6. The Ld D.R, on the contrary, supported the order passed by Ld CIT(A) on this issue.
7. We heard rival contentions and perused the record. Though the assessing officer mentions in the initial part of assessment order that he has examined the details filed, yet he observes in the later part of the assessment order that the assessee did not furnish details of corpus donations. However, it is seen that the assessee has furnished sample copies of certain receipts. We notice that most of the receipts contain the wording “CHF”, which according to the assessee is “Community Hall Fund”. We agree with the submission of the assessee that the donation received for capital projects should be considered as Corpus donations. When the wording of “CHF” is stated in the receipt, it can safely be presumed that the said wording has been mentioned as per the direction of the donor. Accordingly, the said donations can be considered as “Corpus donations”. However, the Ld CIT(A) has extracted a copy of donation receipt, which is given towards “Annadhanam” and accordingly came to the conclusion that the name of specific fund was not mentioned, i.e., the ld CIT(A), either conveniently or otherwise did not look into other donation receipts.
8. We have held earlier that the donations given for capital projects should be considered as Corpus donations, which are not liable to be taxed. We notice that the copies of receipts/details of corpus donations have not been examined by the tax authorities. Accordingly, we restore this issue to the file of AO for the limited purpose of examining sample copies of receipts and compute Corpus donations as per our discussions made supra and allow exemption thereof.

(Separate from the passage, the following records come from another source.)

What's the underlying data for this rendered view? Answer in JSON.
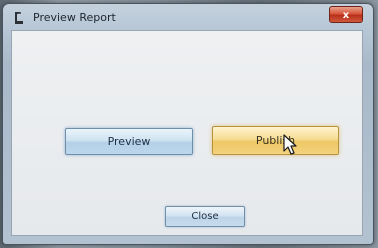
{
  "window": {
    "title": "Preview Report",
    "close_glyph": "x",
    "icon": "app-icon"
  },
  "buttons": {
    "preview_label": "Preview",
    "publish_label": "Publish",
    "close_label": "Close"
  },
  "colors": {
    "publish_hover": "#f6dd94",
    "button_blue": "#cfe3f1",
    "close_red": "#d5563b"
  },
  "cursor": {
    "icon": "pointer-cursor-icon"
  }
}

9. The next issue relates to the rejection of claim for depreciation as an application of income. It is the submission of the assessee that the depreciation has been claimed on those assets, which have not been earlier claimed as application of income. We notice that the tax authorities have rejected the claim of the assessee for want of details. Accordingly, in the interest of natural justice, we restore this issue also to the file of the AO for examining the above said claim of the assessee. We also direct the assessee to furnish relevant details in support of its submissions.
10. In the result, the appeal filed by the assessee is treated as allowed for statistical purposes.